Microsoft withdraws from IronPython and IronRuby development
Microsoft has withdrawn from the development of IronPython and IronRuby and has handed over responsibility to the open source community. For many, the decision was hardly surprising: Shortly after leaving Microsoft early last August, the chief developer of IronPython, Jimmy Schementi, had already expressed his disappointment about his team having been reduced to half its size within a year. The developer said that this was the reason why the team needed so long to complete the Visual Studio support for IronPython. It was probably also the reason why IDE support was long unavailable in Visual Studio for IronRuby. A related prototype was only announced by Jason Zander, who was responsible for the implementation development of the two script languages, in a blog posting which also explains the changes affecting the two projects.
In future, the development of IronPython will be coordinated by Mono's chief programmer, Miguel de Icaza, and by Michael Foord, Jeff Hardy and Schementi. Schementi and de Icaza will also coordinate the continued development of IronRuby. All developers had already previously been involved in the projects. What's different for the community is that it can now make changes to the implementations without Microsoft's influence. Microsoft programmers will at most be involved in the projects on an unofficial basis.
Responses from the coordinators to Microsoft's withdrawal have been mixed. Schementi sees Microsoft's decision in a positive light, while Hardy expressed disappointment, but said that his goal is to release IronPython 2.7 before the end of the year. Hardy's perceived future goals also include the setting of a roadmap for Python 3.2, the integration of LINQ (Language Integrated Query) support and the implementation of static compilation.
The end of Microsoft's support of these project also marks the departure of Jim Hugunin, who has left Microsoft to join Google. Hugunin was involved in the development of IronPython and one of the developers responsible for the Python implementation for Java (Jython) and the AspectJ extension for Java. At Google, he is to coordinate server-side Java programming.

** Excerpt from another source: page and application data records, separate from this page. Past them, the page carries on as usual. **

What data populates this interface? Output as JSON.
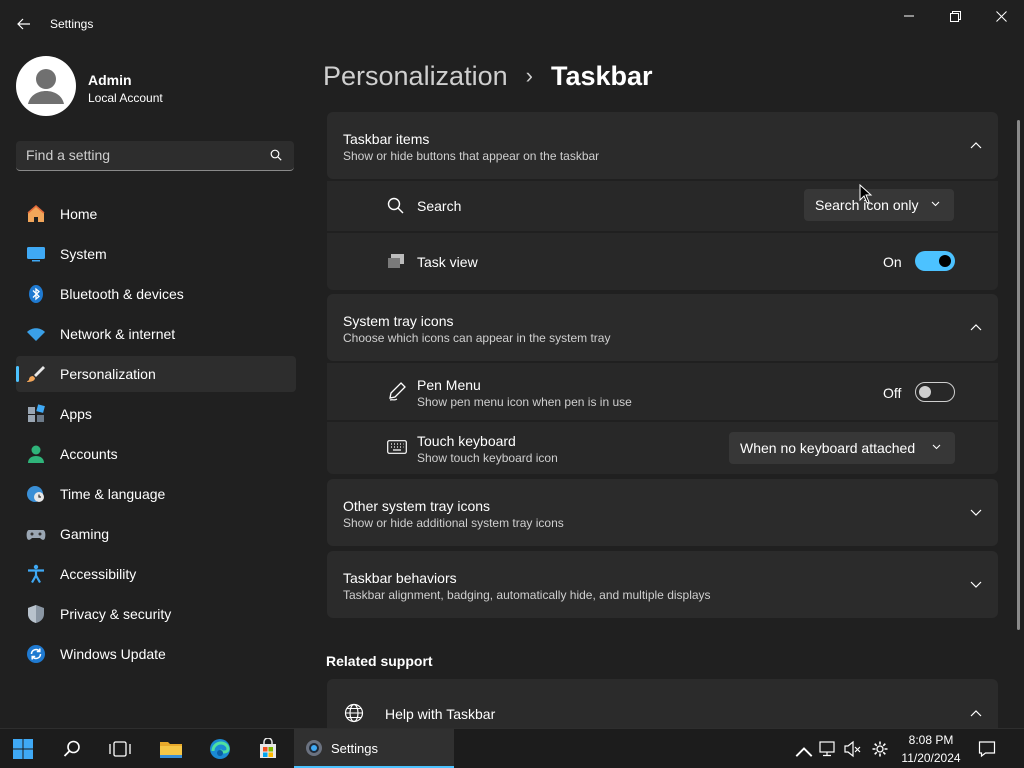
{
  "window": {
    "title": "Settings"
  },
  "profile": {
    "name": "Admin",
    "account_type": "Local Account"
  },
  "search": {
    "placeholder": "Find a setting"
  },
  "nav": {
    "items": [
      {
        "label": "Home",
        "icon": "home-icon"
      },
      {
        "label": "System",
        "icon": "system-icon"
      },
      {
        "label": "Bluetooth & devices",
        "icon": "bluetooth-icon"
      },
      {
        "label": "Network & internet",
        "icon": "wifi-icon"
      },
      {
        "label": "Personalization",
        "icon": "brush-icon",
        "active": true
      },
      {
        "label": "Apps",
        "icon": "apps-icon"
      },
      {
        "label": "Accounts",
        "icon": "accounts-icon"
      },
      {
        "label": "Time & language",
        "icon": "globe-clock-icon"
      },
      {
        "label": "Gaming",
        "icon": "gamepad-icon"
      },
      {
        "label": "Accessibility",
        "icon": "accessibility-icon"
      },
      {
        "label": "Privacy & security",
        "icon": "shield-icon"
      },
      {
        "label": "Windows Update",
        "icon": "update-icon"
      }
    ]
  },
  "breadcrumb": {
    "parent": "Personalization",
    "separator": "›",
    "current": "Taskbar"
  },
  "taskbar_items": {
    "title": "Taskbar items",
    "description": "Show or hide buttons that appear on the taskbar",
    "search": {
      "label": "Search",
      "value": "Search icon only"
    },
    "task_view": {
      "label": "Task view",
      "state_label": "On",
      "on": true
    }
  },
  "system_tray": {
    "title": "System tray icons",
    "description": "Choose which icons can appear in the system tray",
    "pen_menu": {
      "label": "Pen Menu",
      "description": "Show pen menu icon when pen is in use",
      "state_label": "Off",
      "on": false
    },
    "touch_keyboard": {
      "label": "Touch keyboard",
      "description": "Show touch keyboard icon",
      "value": "When no keyboard attached"
    }
  },
  "other_tray": {
    "title": "Other system tray icons",
    "description": "Show or hide additional system tray icons"
  },
  "behaviors": {
    "title": "Taskbar behaviors",
    "description": "Taskbar alignment, badging, automatically hide, and multiple displays"
  },
  "related": {
    "title": "Related support",
    "help_title": "Help with Taskbar"
  },
  "os_taskbar": {
    "settings_label": "Settings",
    "time": "8:08 PM",
    "date": "11/20/2024"
  },
  "colors": {
    "accent": "#4cc2ff",
    "background": "#202020",
    "card": "#2b2b2b"
  }
}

Started six years ago, IronRuby and IronPython were long Microsoft's key projects for the Dynamic Language Runtime (DLR) environment for dynamically typed script languages in .NET 4. The developer tools for IronPython and IronRuby are available as open source code under the Apache licence.